Blood donation is essentially a process that many individuals go through every year. Many blood transfusion spear headers will tell you that you are saving lives, but they don’t tell you the back story of what happens afterward. Blood donation can be easily made by anyone who is at least seventeen years. It is also required that you be at least 110lbs of weight and in prime health. Once you get to the blood donation center, they take information about you including your health history and ensure that you get your body checked up. Your blood is then collected in test tubes and labeled, after which it is placed on ice to be transported to the processing center.

As soon as it gets to the center, your blood is placed in labs, and all of your information is keyed in computers. The blood is then separated into transferable components and those that cannot be transfused to another person. Blood platelets are then leuko-reduced in such a way that the white cells in your blood are eliminated so that they do not end up causing harm to the patient whom they are supposed to help. After that, every component is packaged as one particular unit so that they can be easily transfused to another person.

With your blood, several tests are carried upon while it’s in the lab. These tests check the blood for diseases that may be present as well as the blood type. As soon as the tests are concluded, they are transferred to the processing center where it is discovered if your blood is positive or negative, and if it is negative, they get rid of it. In case they get that your blood is positive, you are offered this information promptly. If your results are good, you get all of our units stored. Platelets are stored at room temperature whilst red cells are kept in a refrigerator, and cryo and plasma are frozen in a medical freezer. Your blood is then easily shipped to hospitals at any moment henceforth.

With the transfusion process, the patient is usually declared by the doctors to be needy of the blood. The doctors decipher the type of blood that the patient requires. When the patient is found out to be needing iron or suffering from anemia, he receives red blood cells. Another patient who may be going through chemotherapy will be given platelet transfusion.
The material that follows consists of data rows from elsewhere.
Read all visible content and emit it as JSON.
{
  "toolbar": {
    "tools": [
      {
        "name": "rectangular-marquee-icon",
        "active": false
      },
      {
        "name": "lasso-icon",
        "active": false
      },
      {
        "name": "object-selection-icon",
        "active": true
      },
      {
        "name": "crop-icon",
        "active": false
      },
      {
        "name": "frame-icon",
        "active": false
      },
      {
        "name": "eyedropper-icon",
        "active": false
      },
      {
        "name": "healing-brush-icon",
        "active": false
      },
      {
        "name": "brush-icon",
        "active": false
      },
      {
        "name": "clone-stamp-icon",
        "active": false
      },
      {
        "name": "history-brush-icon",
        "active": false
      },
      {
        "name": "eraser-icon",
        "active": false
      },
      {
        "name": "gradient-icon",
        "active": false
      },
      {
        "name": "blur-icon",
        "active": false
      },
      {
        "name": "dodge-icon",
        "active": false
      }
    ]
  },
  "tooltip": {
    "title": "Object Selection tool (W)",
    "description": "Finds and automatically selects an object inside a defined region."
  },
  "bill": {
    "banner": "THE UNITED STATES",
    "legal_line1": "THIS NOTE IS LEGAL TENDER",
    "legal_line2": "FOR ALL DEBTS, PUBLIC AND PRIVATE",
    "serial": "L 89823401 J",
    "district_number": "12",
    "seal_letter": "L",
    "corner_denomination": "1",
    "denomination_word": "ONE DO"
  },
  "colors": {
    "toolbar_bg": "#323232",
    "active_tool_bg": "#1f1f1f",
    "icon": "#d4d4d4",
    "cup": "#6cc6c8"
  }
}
With a patient who is suffering from liver failure or severe burns, he gets a plasma transfusion. This then shows the need for having your blood separated and stored in units for convenience and to help needy patients directly.